**WORK ORDER:** For each line in the records that contains "photo", make a copy.

(Interface dataset entries)
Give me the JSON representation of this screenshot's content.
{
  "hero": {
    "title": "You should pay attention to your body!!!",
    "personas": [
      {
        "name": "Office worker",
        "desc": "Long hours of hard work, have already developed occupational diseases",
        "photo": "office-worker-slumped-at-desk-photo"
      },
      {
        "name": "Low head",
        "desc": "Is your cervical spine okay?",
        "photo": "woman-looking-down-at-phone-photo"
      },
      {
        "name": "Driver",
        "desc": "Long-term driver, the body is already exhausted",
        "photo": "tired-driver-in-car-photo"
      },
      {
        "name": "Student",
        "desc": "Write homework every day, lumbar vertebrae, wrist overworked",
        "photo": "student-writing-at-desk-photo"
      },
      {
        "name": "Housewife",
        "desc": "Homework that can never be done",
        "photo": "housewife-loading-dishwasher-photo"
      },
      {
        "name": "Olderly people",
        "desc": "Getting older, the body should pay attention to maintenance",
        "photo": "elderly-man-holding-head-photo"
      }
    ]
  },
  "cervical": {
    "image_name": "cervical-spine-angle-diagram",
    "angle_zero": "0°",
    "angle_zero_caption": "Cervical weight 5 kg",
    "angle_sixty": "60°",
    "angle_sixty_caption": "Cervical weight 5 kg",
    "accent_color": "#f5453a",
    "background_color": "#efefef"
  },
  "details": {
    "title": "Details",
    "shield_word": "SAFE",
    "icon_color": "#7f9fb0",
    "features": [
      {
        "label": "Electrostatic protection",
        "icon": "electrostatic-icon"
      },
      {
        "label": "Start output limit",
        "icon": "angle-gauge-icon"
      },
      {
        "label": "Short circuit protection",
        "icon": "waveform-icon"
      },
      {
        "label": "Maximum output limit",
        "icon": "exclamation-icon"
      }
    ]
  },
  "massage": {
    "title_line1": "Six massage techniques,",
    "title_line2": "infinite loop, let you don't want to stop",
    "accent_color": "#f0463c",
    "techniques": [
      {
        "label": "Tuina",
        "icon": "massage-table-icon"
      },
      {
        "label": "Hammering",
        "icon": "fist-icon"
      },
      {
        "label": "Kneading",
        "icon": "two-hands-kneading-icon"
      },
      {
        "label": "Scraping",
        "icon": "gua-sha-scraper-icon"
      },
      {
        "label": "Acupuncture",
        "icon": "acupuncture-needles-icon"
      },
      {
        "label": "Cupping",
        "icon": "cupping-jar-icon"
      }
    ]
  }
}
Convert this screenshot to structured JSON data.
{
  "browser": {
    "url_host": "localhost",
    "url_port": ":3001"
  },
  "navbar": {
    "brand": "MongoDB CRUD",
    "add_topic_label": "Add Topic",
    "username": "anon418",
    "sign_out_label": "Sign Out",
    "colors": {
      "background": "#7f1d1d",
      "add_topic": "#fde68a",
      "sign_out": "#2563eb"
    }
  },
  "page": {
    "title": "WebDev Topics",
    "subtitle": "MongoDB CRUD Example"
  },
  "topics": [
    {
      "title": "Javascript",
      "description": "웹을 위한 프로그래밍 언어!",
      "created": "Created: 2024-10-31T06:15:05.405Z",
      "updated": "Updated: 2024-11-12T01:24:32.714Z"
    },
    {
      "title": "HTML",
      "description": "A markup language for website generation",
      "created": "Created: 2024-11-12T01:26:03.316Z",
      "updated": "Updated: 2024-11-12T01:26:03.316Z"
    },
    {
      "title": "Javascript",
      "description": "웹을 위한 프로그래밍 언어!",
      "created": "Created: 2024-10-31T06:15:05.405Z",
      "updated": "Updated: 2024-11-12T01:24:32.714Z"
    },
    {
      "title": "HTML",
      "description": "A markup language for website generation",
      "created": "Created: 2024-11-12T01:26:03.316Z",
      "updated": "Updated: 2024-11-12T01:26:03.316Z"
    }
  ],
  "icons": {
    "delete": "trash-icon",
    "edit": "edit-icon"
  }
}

**SOLUTION TO THE EXERCISE:**
        "photo": "office-worker-slumped-at-desk-photo"
        "photo": "woman-looking-down-at-phone-photo"
        "photo": "tired-driver-in-car-photo"
        "photo": "student-writing-at-desk-photo"
        "photo": "housewife-loading-dishwasher-photo"
        "photo": "elderly-man-holding-head-photo"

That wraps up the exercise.